Individual retirement account assets saw their third consecutive year of growth in 2005, reaching a record high of $3.67 trillion, according to a new report by the Employee Benefit Research Institute (EBRI). The report, which used data from the Internal Revenue Service and the Investment Company Institute, indicates that IRA assets now surpass assets in either defined contribution or defined benefit plans. While IRAs held $3.67 trillion in 2005, defined benefit plans held $2.15 trillion and defined contribution plans held $2.97 trillion.
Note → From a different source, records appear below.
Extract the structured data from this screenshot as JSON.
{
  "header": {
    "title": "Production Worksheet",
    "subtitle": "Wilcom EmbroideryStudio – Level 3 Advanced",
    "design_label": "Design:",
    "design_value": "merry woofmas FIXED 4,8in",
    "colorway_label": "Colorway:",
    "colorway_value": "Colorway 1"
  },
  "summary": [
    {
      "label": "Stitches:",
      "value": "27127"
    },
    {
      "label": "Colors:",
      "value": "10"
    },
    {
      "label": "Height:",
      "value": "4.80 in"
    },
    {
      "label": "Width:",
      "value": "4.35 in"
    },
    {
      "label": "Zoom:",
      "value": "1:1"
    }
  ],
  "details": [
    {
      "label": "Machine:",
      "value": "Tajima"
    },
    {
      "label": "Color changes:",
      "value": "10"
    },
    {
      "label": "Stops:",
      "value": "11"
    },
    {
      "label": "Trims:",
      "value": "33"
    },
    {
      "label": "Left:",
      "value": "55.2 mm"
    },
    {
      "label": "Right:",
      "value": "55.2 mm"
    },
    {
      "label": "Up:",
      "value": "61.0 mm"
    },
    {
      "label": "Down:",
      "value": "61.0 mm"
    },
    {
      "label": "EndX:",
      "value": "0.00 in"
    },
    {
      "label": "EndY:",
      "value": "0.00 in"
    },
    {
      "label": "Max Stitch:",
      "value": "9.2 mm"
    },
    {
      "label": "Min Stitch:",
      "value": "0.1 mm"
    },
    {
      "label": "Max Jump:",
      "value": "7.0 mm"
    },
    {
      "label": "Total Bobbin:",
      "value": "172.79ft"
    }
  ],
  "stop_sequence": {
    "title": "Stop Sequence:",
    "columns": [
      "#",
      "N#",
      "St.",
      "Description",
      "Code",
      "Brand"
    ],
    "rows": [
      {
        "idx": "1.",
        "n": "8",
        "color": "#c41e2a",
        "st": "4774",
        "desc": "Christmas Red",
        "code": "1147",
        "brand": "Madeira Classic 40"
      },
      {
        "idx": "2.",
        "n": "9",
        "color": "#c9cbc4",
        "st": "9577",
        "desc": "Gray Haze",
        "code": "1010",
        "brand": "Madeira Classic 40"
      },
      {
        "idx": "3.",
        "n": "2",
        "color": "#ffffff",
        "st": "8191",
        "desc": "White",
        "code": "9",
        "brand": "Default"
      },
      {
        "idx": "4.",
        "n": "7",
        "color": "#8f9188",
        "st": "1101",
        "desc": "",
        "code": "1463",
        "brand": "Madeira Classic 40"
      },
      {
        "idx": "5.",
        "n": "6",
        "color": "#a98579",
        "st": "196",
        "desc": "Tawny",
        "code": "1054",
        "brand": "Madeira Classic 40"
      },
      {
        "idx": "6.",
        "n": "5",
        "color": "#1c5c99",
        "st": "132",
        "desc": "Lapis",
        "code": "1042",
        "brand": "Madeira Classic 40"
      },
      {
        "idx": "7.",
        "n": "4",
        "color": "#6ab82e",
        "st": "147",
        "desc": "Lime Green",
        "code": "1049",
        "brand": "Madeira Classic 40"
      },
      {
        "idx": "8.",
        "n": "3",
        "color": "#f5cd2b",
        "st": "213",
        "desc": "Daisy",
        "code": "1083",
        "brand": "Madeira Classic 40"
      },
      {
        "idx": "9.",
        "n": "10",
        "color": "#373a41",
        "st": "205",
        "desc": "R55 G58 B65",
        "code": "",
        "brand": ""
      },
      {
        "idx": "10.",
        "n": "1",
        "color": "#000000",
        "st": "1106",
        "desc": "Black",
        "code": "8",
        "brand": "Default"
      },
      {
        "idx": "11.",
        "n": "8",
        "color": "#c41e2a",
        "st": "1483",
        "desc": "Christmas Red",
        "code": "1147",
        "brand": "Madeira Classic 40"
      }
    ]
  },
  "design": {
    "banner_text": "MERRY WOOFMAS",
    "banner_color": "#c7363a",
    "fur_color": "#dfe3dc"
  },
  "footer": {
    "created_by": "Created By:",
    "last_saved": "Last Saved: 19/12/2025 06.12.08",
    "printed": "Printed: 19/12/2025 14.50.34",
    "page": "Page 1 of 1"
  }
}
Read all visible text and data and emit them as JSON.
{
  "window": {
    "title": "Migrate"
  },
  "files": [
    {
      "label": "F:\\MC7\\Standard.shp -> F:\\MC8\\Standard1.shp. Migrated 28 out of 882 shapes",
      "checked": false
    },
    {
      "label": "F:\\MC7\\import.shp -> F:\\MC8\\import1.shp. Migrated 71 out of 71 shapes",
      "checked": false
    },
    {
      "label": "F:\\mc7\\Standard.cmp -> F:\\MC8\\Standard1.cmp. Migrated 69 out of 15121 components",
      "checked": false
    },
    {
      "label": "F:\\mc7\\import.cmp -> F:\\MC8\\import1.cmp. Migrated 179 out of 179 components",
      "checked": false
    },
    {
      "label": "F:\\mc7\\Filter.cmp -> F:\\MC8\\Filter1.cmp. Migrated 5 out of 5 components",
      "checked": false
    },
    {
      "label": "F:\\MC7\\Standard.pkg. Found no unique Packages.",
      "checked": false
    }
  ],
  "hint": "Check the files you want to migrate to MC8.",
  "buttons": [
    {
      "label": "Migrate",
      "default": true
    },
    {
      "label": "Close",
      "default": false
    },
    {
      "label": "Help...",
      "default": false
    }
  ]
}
Rollovers from employment-based tax-qualified retirement plans like 401(k)s--which EBRI says amount to $200 billion per year--fueled the growth in IRAs. Contributions to IRAs, the report notes, which annually amount to $40 billion-plus, pale in comparison to rollovers. The report also found that growth in IRA assets occurred mostly in mutual funds and self-directed brokerage accounts. The report also notes that while most IRA assets are in traditional IRAs--tax-deferred on contributions but taxed at withdrawals--the largest share of contributions is going to Roth IRAs (31%), which are taxed on contributions but tax-free upon withdrawal, and other IRAs.
However, relatively few Americans are taking advantage of this retirement planning option: only 10% of eligible taxpayers contributed to IRAs in each year from 2000 to 2002.